After laminating your stock, joint square and then cut your corners 45 degrees and then 22.5 degrees. The last cut had the possibility of being sketchy, i took it slow. Next time I will figure out a safer way to do it.

The piece pushed the limits of the lathe, but with a slow rpm the lathe was content with not much vibration.

Next was the part that i was dreading, quartering the piece. It went way smoother then i had hoped. I began with attaching a sled and riping down the middle.

Still a fair bit of material so off to the bandsaw.

officially halved.

The sled also acted as a planer sled. Awesome.

Now with a flat reference surface, it's time to 1/4.

The parallel clamp keeps my fingers away.




  1. Very nice,Tyler.
    You might want to use the brown paper joint next time.Not only would it eliminate the need for a saw sled but you would also get full quarters having not lost any material from the saw kerf...

  2. I did think about that technique, it's pretty awesome. But having never used it before or seen it used in person, i wasn't sure of the holding power of the glue/paper/glue. My tail stock was maxed out so i couldn't cap the end with plywood and screws for extra holding power. Right or wrong, I just felt safer with the saw kerf route.

  3. I'm with you there,safety is paramount,especially when turning!

  4. "The sled also acted as a planer sled. Awesome."

    Tyler, I share your joy in multifunction jigs.

    You came out with great results, well done.

    I just picked up a pair of PM45 lathes, so my W-T L1152 is unneeded (Also, I've given up on finding a factory stand). Do you need any parts for yours?

  5. Darnell, congrats on the 45s. The lathe is next in line for some love. The spindle bearings need changing, and who knows what else. Does yours have the indexing pin? I'd love that part. Also my tool rest has got a crack but still functional. Is your machine 100% operational? I wouldn't want to take pieces from a usable lathe.

    thanks for the offer!


  6. Thanks Tyler, they're a little rough but they're good enough for this newbie turner.

    Oooh, Walker Turner non-standard bearings. That bill is going to suck.

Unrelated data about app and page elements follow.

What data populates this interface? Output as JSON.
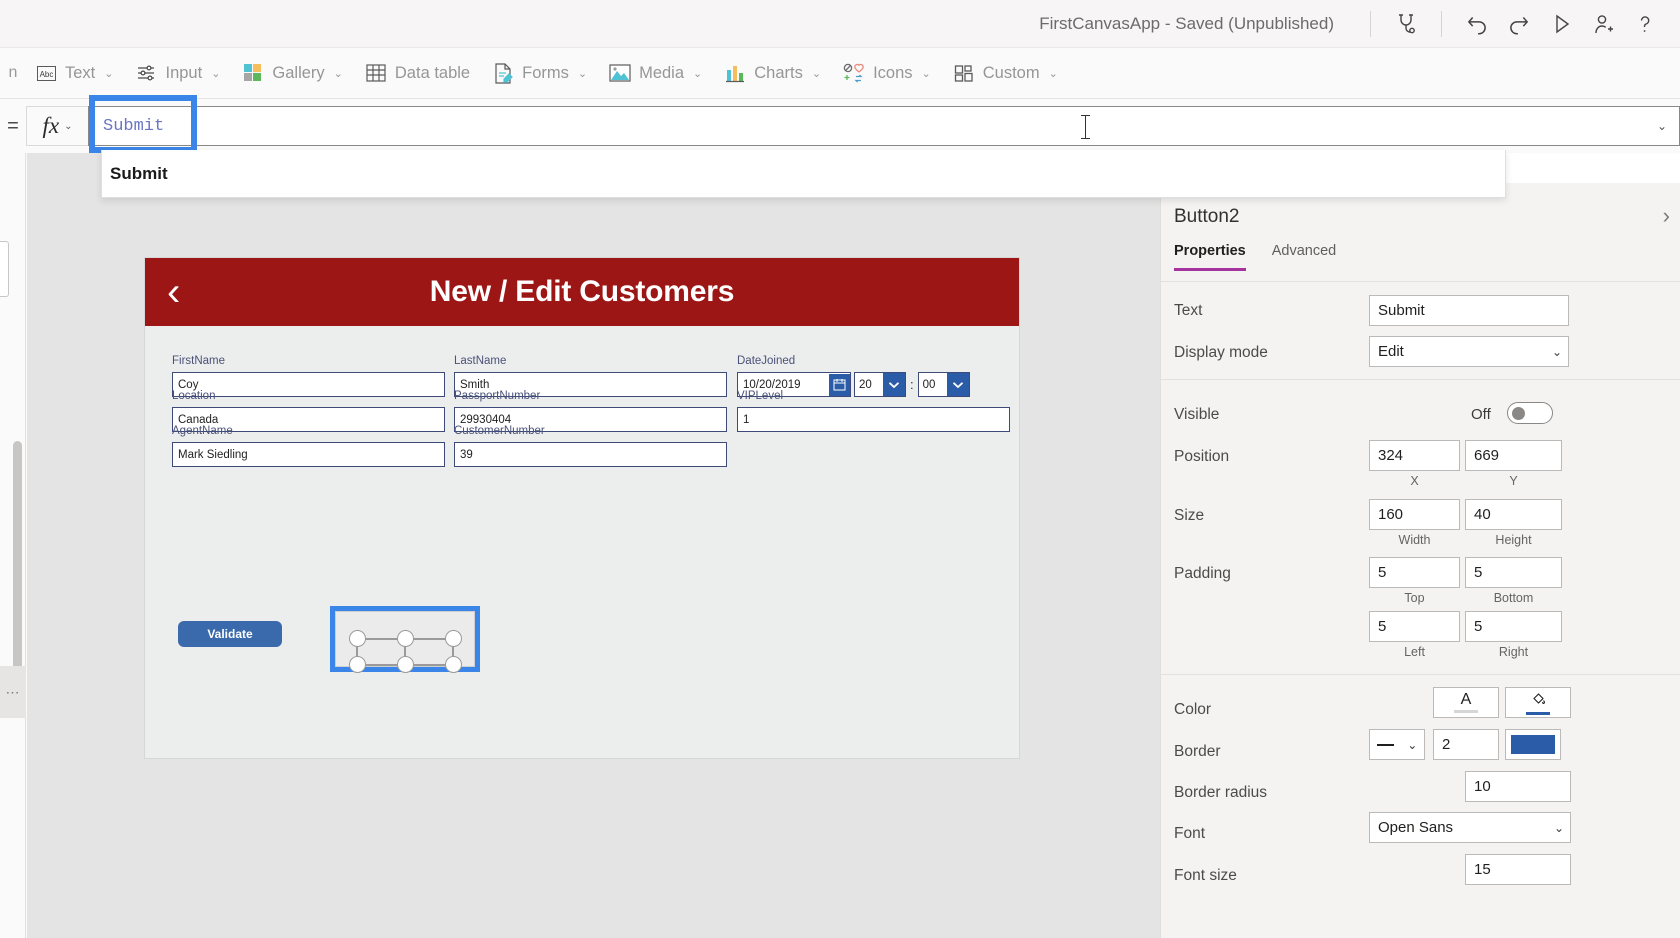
{
  "topbar": {
    "app_title": "FirstCanvasApp - Saved (Unpublished)",
    "icons": [
      {
        "name": "app-checker-icon",
        "label": "App checker"
      },
      {
        "name": "undo-icon",
        "label": "Undo"
      },
      {
        "name": "redo-icon",
        "label": "Redo"
      },
      {
        "name": "preview-play-icon",
        "label": "Preview the app"
      },
      {
        "name": "share-add-user-icon",
        "label": "Share"
      },
      {
        "name": "help-icon",
        "label": "Help"
      }
    ]
  },
  "insert_toolbar": {
    "overflow_left": "n",
    "items": [
      {
        "label": "Text",
        "icon": "text-abc-icon",
        "has_chevron": true
      },
      {
        "label": "Input",
        "icon": "input-sliders-icon",
        "has_chevron": true
      },
      {
        "label": "Gallery",
        "icon": "gallery-squares-icon",
        "has_chevron": true
      },
      {
        "label": "Data table",
        "icon": "data-table-grid-icon",
        "has_chevron": false
      },
      {
        "label": "Forms",
        "icon": "forms-pencil-icon",
        "has_chevron": true
      },
      {
        "label": "Media",
        "icon": "media-image-icon",
        "has_chevron": true
      },
      {
        "label": "Charts",
        "icon": "charts-bar-icon",
        "has_chevron": true
      },
      {
        "label": "Icons",
        "icon": "icons-shapes-icon",
        "has_chevron": true
      },
      {
        "label": "Custom",
        "icon": "custom-blocks-icon",
        "has_chevron": true
      }
    ],
    "chevron_glyph": "⌄"
  },
  "formula_bar": {
    "property_equals": "=",
    "fx_glyph": "fx",
    "fx_chevron": "⌄",
    "value": "Submit",
    "dropdown_chevron": "⌄",
    "suggestion": "Submit"
  },
  "canvas": {
    "screen": {
      "title": "New / Edit Customers",
      "back_chevron": "‹",
      "header_color": "#9c1616",
      "fields": [
        {
          "label": "FirstName",
          "value": "Coy"
        },
        {
          "label": "LastName",
          "value": "Smith"
        },
        {
          "label": "Location",
          "value": "Canada"
        },
        {
          "label": "PassportNumber",
          "value": "29930404"
        },
        {
          "label": "AgentName",
          "value": "Mark Siedling"
        },
        {
          "label": "CustomerNumber",
          "value": "39"
        },
        {
          "label": "VIPLevel",
          "value": "1"
        }
      ],
      "date_field": {
        "label": "DateJoined",
        "date": "10/20/2019",
        "hour": "20",
        "separator": ":",
        "minute": "00",
        "dropdown_chevron": "⌄"
      },
      "validate_button": {
        "label": "Validate",
        "color": "#3a6aab"
      },
      "selected_element": {
        "name": "Button2",
        "selection_color": "#3a86e8"
      }
    }
  },
  "properties_panel": {
    "expand_chevron": "›",
    "title": "Button2",
    "tabs": [
      {
        "label": "Properties",
        "active": true
      },
      {
        "label": "Advanced",
        "active": false
      }
    ],
    "accent_color": "#a4359f",
    "rows": {
      "text": {
        "label": "Text",
        "value": "Submit"
      },
      "display_mode": {
        "label": "Display mode",
        "value": "Edit",
        "chevron": "⌄"
      },
      "visible": {
        "label": "Visible",
        "state": "Off"
      },
      "position": {
        "label": "Position",
        "x": "324",
        "y": "669",
        "x_sub": "X",
        "y_sub": "Y"
      },
      "size": {
        "label": "Size",
        "width": "160",
        "height": "40",
        "width_sub": "Width",
        "height_sub": "Height"
      },
      "padding": {
        "label": "Padding",
        "top": "5",
        "bottom": "5",
        "left": "5",
        "right": "5",
        "top_sub": "Top",
        "bottom_sub": "Bottom",
        "left_sub": "Left",
        "right_sub": "Right"
      },
      "color": {
        "label": "Color",
        "text_glyph": "A",
        "text_underline_color": "#d6d6d6",
        "fill_glyph": "⬟",
        "fill_underline_color": "#2b5ca8"
      },
      "border": {
        "label": "Border",
        "style_glyph": "—",
        "chevron": "⌄",
        "thickness": "2",
        "swatch_color": "#2b5ca8"
      },
      "border_radius": {
        "label": "Border radius",
        "value": "10"
      },
      "font": {
        "label": "Font",
        "value": "Open Sans",
        "chevron": "⌄"
      },
      "font_size": {
        "label": "Font size",
        "value": "15"
      }
    }
  }
}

    I was told my lathe ran when I bought it six years ago, but it's been in storage since. Yours is far more complete (lucky), so let's get it all there. I've got the pin, and I'm pretty sure I've got at least one rest. Anything else?